New Rankings Show Healthiest and Least Healthy Counties in Texas
Kanaka Sathasivan, MPH
Director of Communications
Texas Health Institute
For Immediate Release
Wednesday, April 27, 2022
New Rankings Show Healthiest And Least Healthy Counties In Texas
Childcare Costs Consume 23% Of Household Income in Texas, Threatening Economic Security
Madison, Wis.—Collin ranks the healthiest in Texas and Brooks is the least healthy county in the state, according to new County Health Rankings data from the University of Wisconsin Population Health Institute (UWPHI). The Rankings are available at www.countyhealthrankings.org.
For more than a decade, Rankings’ data, evidence, guidance and stories have broadened the nation’s understanding about the multiple factors that shape health. This year, we introduce seven new actionable measures that local communities can consider, as they work toward improving health for everyone. As the nation recovers from a generation defining crisis, this year’s Rankings explore what it takes to rebuild in ways that ensure economic security and health for everyone.

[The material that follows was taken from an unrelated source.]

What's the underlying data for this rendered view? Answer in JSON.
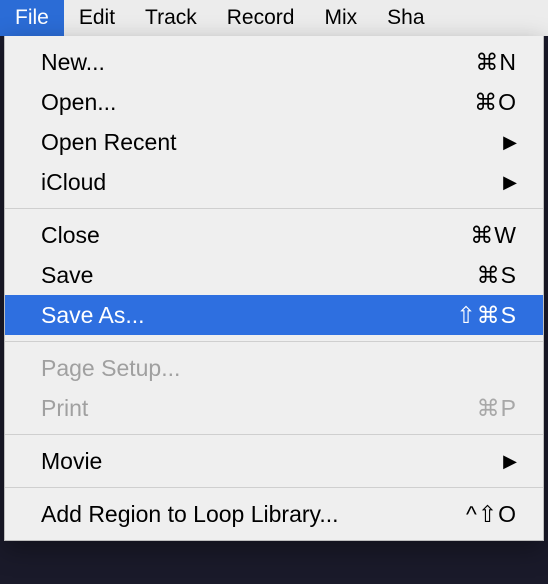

“Working together, we can transform public goods such as affordable and accessible childcare, quality public schools, and jobs that treat people with the dignity they deserve and the wages that will support their families,” said Marjory Givens, co-director of the County Health Rankings & Roadmaps. “This would not only ensure a just recovery from the pandemic for families and communities today but greater economic security, better health and well-being for generations to come.”
Economic security allows for families to do things like pay rent, access education and obtain childcare which all contribute to their health and well-being. The pandemic exacerbated the economic struggles of families with children and finding affordable childcare was particularly difficult.

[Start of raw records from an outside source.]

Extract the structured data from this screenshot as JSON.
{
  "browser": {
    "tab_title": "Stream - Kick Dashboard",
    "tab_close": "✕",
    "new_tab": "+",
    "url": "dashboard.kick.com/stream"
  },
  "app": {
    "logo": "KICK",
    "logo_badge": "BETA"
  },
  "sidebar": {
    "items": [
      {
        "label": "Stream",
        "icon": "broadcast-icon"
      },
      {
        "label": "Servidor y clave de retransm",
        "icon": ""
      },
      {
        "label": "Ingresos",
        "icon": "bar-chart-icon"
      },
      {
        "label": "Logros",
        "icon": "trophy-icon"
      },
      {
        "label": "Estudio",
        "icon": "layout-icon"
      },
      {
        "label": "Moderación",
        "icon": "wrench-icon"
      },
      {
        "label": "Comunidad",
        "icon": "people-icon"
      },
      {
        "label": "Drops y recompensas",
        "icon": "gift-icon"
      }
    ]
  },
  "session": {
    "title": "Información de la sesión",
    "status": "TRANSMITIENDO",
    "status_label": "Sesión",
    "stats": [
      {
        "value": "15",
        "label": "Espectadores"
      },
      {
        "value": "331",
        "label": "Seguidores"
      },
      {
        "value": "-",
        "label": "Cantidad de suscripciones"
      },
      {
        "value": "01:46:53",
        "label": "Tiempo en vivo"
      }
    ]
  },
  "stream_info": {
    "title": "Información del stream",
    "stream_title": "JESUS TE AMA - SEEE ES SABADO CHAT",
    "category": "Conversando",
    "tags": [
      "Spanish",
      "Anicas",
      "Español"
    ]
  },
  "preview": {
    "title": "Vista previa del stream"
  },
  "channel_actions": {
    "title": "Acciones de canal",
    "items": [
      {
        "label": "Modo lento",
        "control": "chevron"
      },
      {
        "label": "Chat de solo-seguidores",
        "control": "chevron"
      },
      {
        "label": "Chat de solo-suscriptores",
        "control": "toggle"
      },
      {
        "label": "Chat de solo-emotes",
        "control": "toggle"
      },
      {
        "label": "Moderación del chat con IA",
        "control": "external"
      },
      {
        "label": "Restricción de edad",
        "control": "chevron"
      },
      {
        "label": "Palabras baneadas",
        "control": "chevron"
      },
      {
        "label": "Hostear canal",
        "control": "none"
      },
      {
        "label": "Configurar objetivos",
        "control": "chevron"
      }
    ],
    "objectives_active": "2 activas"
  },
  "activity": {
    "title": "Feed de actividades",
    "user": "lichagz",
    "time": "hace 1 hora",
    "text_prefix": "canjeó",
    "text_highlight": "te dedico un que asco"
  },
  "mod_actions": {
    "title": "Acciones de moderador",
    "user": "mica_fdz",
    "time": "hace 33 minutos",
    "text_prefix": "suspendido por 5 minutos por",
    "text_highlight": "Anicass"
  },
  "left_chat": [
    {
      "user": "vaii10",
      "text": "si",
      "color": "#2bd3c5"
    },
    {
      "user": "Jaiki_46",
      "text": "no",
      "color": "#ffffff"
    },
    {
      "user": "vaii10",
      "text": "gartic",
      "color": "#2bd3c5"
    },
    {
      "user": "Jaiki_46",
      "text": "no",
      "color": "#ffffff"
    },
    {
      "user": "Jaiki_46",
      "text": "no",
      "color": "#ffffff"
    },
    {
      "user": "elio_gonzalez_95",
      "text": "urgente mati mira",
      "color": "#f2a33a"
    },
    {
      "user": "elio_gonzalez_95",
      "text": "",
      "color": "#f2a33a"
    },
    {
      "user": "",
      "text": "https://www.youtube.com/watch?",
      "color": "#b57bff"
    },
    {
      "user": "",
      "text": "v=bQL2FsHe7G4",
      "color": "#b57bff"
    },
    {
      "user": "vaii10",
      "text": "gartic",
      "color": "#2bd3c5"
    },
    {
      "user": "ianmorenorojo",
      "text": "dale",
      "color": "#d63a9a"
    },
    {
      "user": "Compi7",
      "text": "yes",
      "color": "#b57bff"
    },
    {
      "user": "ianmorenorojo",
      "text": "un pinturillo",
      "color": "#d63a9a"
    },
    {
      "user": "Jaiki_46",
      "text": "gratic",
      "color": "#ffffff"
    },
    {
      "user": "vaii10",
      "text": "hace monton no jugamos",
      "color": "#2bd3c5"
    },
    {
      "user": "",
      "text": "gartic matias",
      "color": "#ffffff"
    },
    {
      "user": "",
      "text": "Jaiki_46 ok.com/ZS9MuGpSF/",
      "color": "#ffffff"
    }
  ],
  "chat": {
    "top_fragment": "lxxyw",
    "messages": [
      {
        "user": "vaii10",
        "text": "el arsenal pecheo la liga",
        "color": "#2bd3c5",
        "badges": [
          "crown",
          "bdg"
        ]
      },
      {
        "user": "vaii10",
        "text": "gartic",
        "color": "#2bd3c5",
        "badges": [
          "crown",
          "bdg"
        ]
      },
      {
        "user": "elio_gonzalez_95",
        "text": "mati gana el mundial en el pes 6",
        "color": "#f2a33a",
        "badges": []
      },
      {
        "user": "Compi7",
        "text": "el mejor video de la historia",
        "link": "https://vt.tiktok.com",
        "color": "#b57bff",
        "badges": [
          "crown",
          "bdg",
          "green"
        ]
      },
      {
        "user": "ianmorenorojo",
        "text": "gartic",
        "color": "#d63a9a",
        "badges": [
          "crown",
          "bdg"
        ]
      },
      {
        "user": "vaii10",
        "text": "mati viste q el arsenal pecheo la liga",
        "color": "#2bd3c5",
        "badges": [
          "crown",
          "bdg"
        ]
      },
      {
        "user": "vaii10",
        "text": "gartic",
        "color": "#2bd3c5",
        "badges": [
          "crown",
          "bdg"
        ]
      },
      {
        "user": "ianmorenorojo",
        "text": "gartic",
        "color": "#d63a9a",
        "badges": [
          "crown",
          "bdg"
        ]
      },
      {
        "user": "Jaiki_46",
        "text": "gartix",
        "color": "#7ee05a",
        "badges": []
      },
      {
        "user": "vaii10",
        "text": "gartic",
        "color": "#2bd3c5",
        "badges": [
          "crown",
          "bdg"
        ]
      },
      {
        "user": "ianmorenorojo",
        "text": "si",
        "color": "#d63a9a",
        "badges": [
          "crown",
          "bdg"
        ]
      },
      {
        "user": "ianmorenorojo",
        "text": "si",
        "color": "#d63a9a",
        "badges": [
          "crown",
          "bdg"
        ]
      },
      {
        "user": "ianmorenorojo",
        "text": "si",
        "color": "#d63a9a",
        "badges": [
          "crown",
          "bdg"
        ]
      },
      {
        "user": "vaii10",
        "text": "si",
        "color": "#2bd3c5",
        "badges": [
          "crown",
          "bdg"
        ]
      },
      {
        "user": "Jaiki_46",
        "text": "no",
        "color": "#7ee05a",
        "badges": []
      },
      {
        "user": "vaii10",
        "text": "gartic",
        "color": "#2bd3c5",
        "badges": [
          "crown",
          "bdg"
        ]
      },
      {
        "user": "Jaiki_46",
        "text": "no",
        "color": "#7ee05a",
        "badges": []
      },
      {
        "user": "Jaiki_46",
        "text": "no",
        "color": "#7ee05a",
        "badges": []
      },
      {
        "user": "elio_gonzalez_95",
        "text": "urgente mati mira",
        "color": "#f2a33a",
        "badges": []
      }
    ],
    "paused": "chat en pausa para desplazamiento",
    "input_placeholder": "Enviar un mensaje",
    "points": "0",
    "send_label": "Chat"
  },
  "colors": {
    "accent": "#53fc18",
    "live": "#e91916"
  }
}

The Texas report reveals that for a family with two children, on average, 23% of household income goes to childcare. When a single expense consumes the majority of a paycheck – especially one as essential as childcare – families are unable to afford other necessities. The impact of childcare cost burden is even more stark when exploring differences in household income by race and ethnicity. When we look at median household income by race, a Black family in Texas has a median household income of $48,293, while an Asian family’s median household income is $91,879. These income disparities demonstrate how economic security is not equally accessible to all people living in Texas.
“Health is highly dependent on where you live, beyond just population density or proximity to health care,” said Ankit Sanghavi, MPH, BDS, executive director of Texas Health Institute. “These rankings and the new measures, like gender wage gap, childcare cost burden and school segregation, highlight the social and policy structures that set people up for success or failure.”
“City and county health departments and public health districts work closely with community members to improve the health of all Texans,” said Jennifer Smith, executive director of Texas Association of City and County Health Officials. “Our cities and counties span rural, border, suburban and urban communities. The County Health Rankings data provide context for identifying and planning programs and policies that will improve individual lives.”
The pandemic was hard on working families, revealing gaps across the nation in childcare affordability. The U.S. Department of Health and Human Services’ benchmark suggests that childcare is no longer affordable if it exceeds 7% of a household’s income. As it stands, there is not a single county in the country where childcare costs for two children are at or below the affordability benchmark.
Affordable, high-quality childcare is vital to building healthy communities. It lays a solid foundation for academic achievement for children, allows parents and caregivers to more fully participate in the workforce, and puts the nation on a path to a fair and just recovery.
This year’s What Works for Health includes a curated list with actionable strategies related to family and social supports, income and education that can support local changemakers as they work to expand economic opportunity. Each strategy is rated for its evidence of effectiveness and likely impact on health disparities. The Take Action Center also provides valuable guidance for communities who want to move with data to action.
About the County Health Rankings & Roadmaps
The County Health Rankings & Roadmaps is a program of the University of Wisconsin Population Health Institute (UWPHI) supported by the Robert Wood Johnson Foundation. The Rankings, available at www.countyhealthrankings.org, provides local communities with data on more than 90 health-influencing factors such as housing, education, jobs, and access to quality health care.
About the University of Wisconsin Population Health Institute
The University of Wisconsin Population Health Institute advances health and well-being for all by developing and evaluating interventions and promoting evidence-based approaches to policy and practice at the local, state, and national levels. The Institute works across the full spectrum of factors that contribute to health and equity. The Institute promotes an exchange of expertise between those in academia and those in the policy and practice arena. The Institute leads the work on the County Health Rankings & Roadmaps. For more information, visit http://uwphi.pophealth.wisc.edu.